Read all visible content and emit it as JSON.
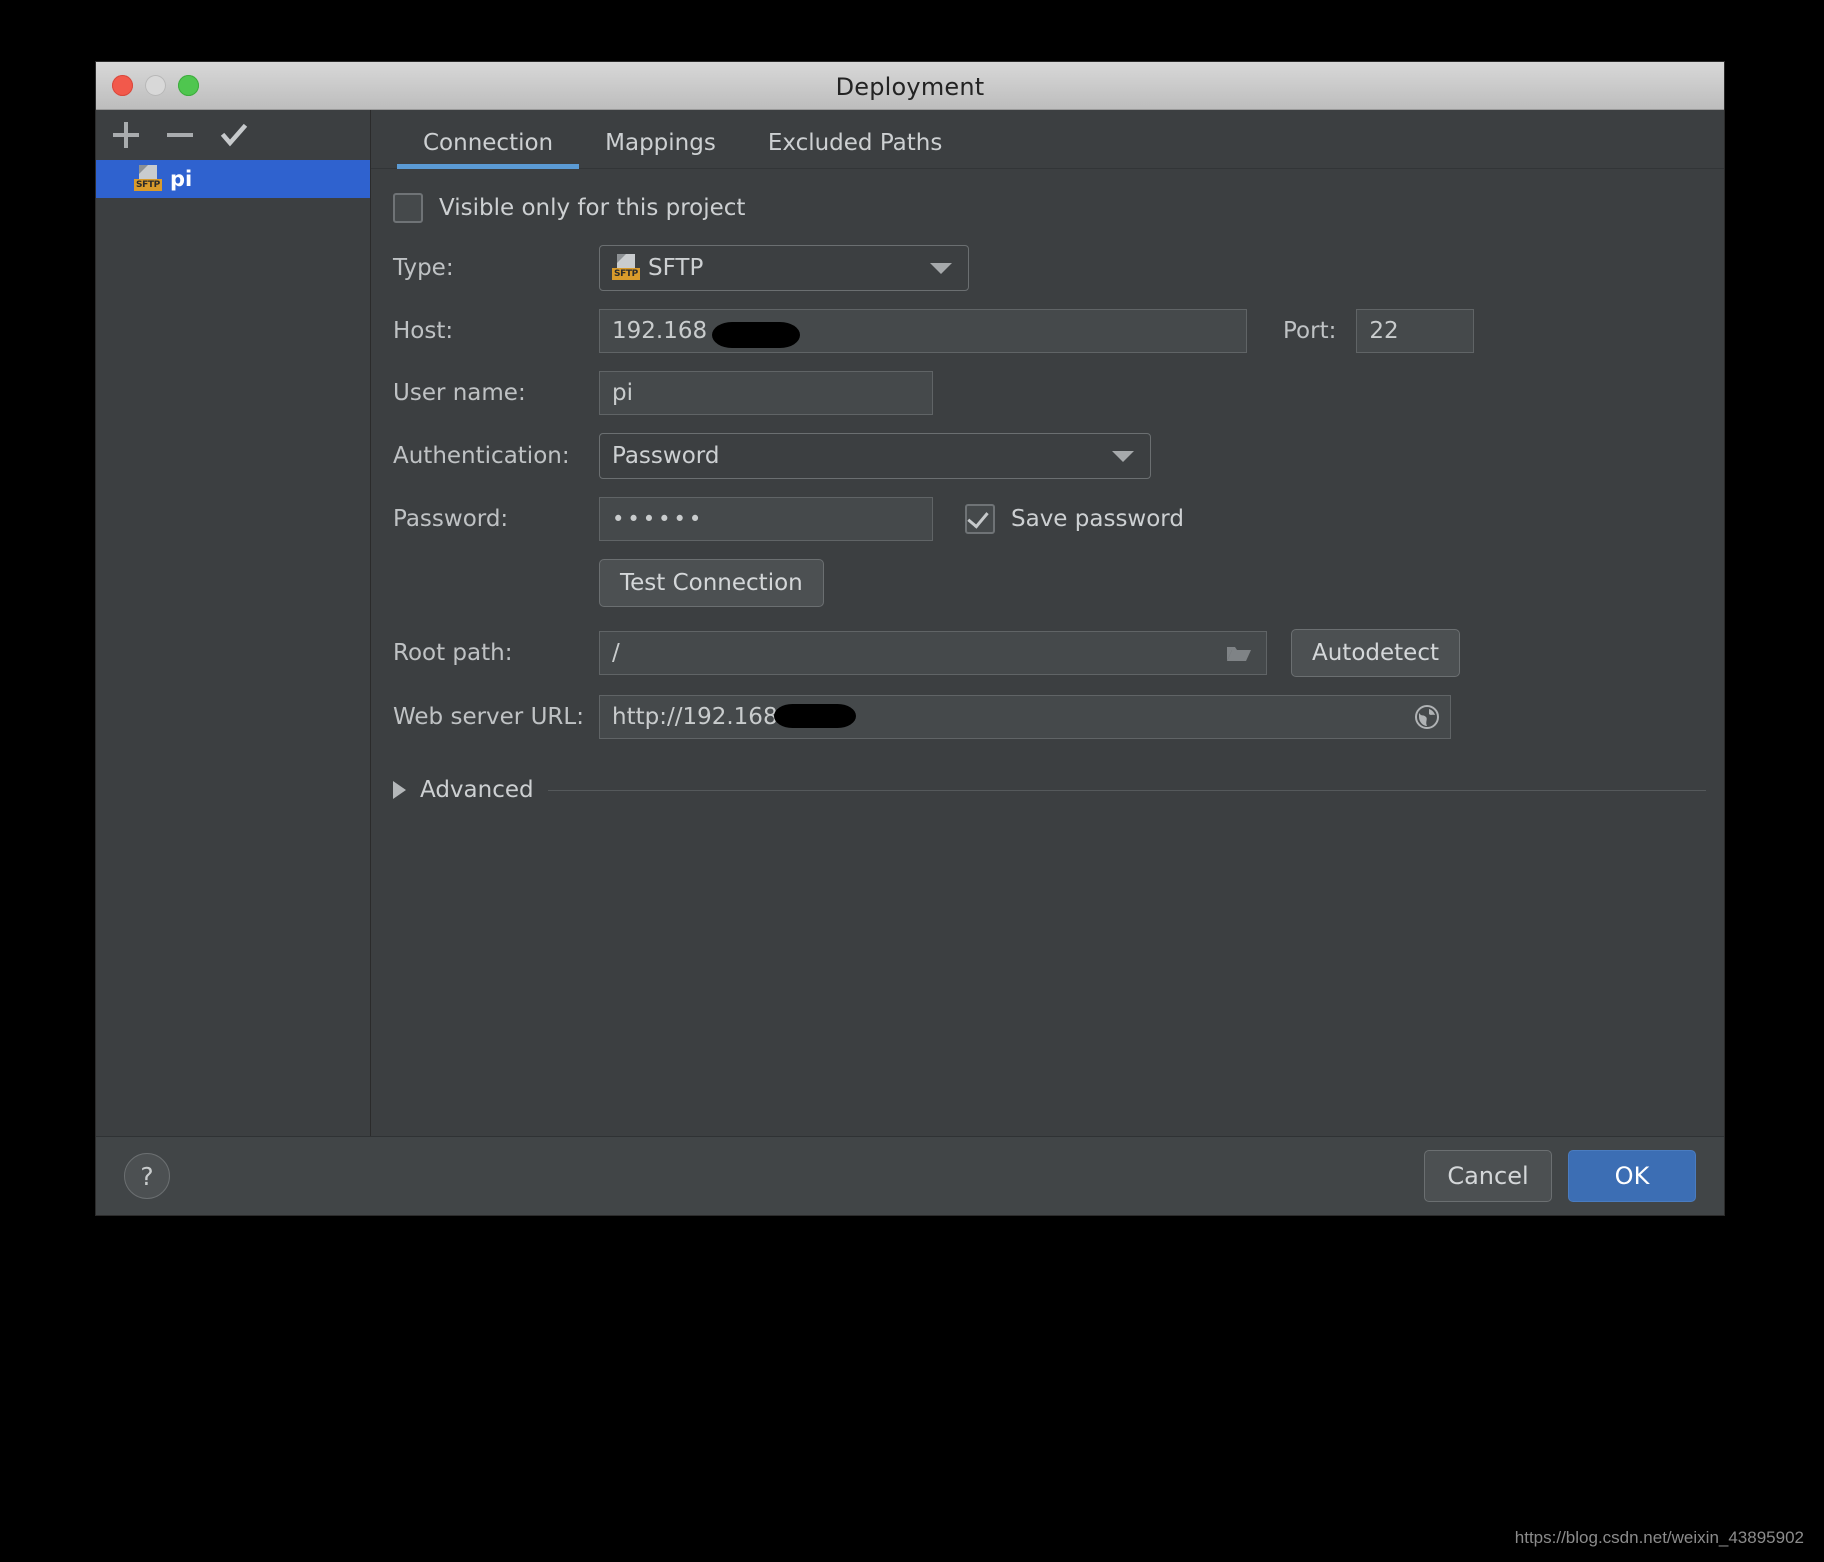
{
  "window": {
    "title": "Deployment",
    "traffic_lights": [
      "close-red",
      "minimize-gray",
      "zoom-green"
    ]
  },
  "sidebar": {
    "toolbar": [
      {
        "name": "add",
        "icon": "plus-icon"
      },
      {
        "name": "remove",
        "icon": "minus-icon"
      },
      {
        "name": "use-as-default",
        "icon": "check-icon"
      }
    ],
    "items": [
      {
        "label": "pi",
        "icon": "sftp-icon",
        "badge": "SFTP",
        "selected": true
      }
    ],
    "selection_color": "#2f62cf"
  },
  "tabs": [
    {
      "label": "Connection",
      "active": true
    },
    {
      "label": "Mappings",
      "active": false
    },
    {
      "label": "Excluded Paths",
      "active": false
    }
  ],
  "form": {
    "visible_only_checkbox": {
      "label": "Visible only for this project",
      "checked": false
    },
    "type": {
      "label": "Type:",
      "value": "SFTP",
      "badge": "SFTP",
      "icon": "chevron-down-icon"
    },
    "host": {
      "label": "Host:",
      "value": "192.168",
      "redacted": true
    },
    "port": {
      "label": "Port:",
      "value": "22"
    },
    "username": {
      "label": "User name:",
      "value": "pi"
    },
    "authentication": {
      "label": "Authentication:",
      "value": "Password",
      "icon": "chevron-down-icon"
    },
    "password": {
      "label": "Password:",
      "value": "••••••"
    },
    "save_password": {
      "label": "Save password",
      "checked": true
    },
    "test_connection": {
      "label": "Test Connection"
    },
    "root_path": {
      "label": "Root path:",
      "value": "/",
      "icon": "folder-icon"
    },
    "autodetect": {
      "label": "Autodetect"
    },
    "web_server_url": {
      "label": "Web server URL:",
      "value": "http://192.168",
      "redacted": true,
      "icon": "globe-icon"
    },
    "advanced": {
      "label": "Advanced",
      "expanded": false,
      "icon": "triangle-right-icon"
    }
  },
  "footer": {
    "help_label": "?",
    "cancel_label": "Cancel",
    "ok_label": "OK",
    "ok_color": "#3c6eb4"
  },
  "watermark": {
    "text": "https://blog.csdn.net/weixin_43895902"
  }
}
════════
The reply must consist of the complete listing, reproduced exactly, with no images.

EXERCISE OUTPUT
Read all visible content and emit it as JSON.
{
  "window": {
    "title": "Deployment",
    "traffic_lights": [
      "close-red",
      "minimize-gray",
      "zoom-green"
    ]
  },
  "sidebar": {
    "toolbar": [
      {
        "name": "add",
        "icon": "plus-icon"
      },
      {
        "name": "remove",
        "icon": "minus-icon"
      },
      {
        "name": "use-as-default",
        "icon": "check-icon"
      }
    ],
    "items": [
      {
        "label": "pi",
        "icon": "sftp-icon",
        "badge": "SFTP",
        "selected": true
      }
    ],
    "selection_color": "#2f62cf"
  },
  "tabs": [
    {
      "label": "Connection",
      "active": true
    },
    {
      "label": "Mappings",
      "active": false
    },
    {
      "label": "Excluded Paths",
      "active": false
    }
  ],
  "form": {
    "visible_only_checkbox": {
      "label": "Visible only for this project",
      "checked": false
    },
    "type": {
      "label": "Type:",
      "value": "SFTP",
      "badge": "SFTP",
      "icon": "chevron-down-icon"
    },
    "host": {
      "label": "Host:",
      "value": "192.168",
      "redacted": true
    },
    "port": {
      "label": "Port:",
      "value": "22"
    },
    "username": {
      "label": "User name:",
      "value": "pi"
    },
    "authentication": {
      "label": "Authentication:",
      "value": "Password",
      "icon": "chevron-down-icon"
    },
    "password": {
      "label": "Password:",
      "value": "••••••"
    },
    "save_password": {
      "label": "Save password",
      "checked": true
    },
    "test_connection": {
      "label": "Test Connection"
    },
    "root_path": {
      "label": "Root path:",
      "value": "/",
      "icon": "folder-icon"
    },
    "autodetect": {
      "label": "Autodetect"
    },
    "web_server_url": {
      "label": "Web server URL:",
      "value": "http://192.168",
      "redacted": true,
      "icon": "globe-icon"
    },
    "advanced": {
      "label": "Advanced",
      "expanded": false,
      "icon": "triangle-right-icon"
    }
  },
  "footer": {
    "help_label": "?",
    "cancel_label": "Cancel",
    "ok_label": "OK",
    "ok_color": "#3c6eb4"
  },
  "watermark": {
    "text": "https://blog.csdn.net/weixin_43895902"
  }
}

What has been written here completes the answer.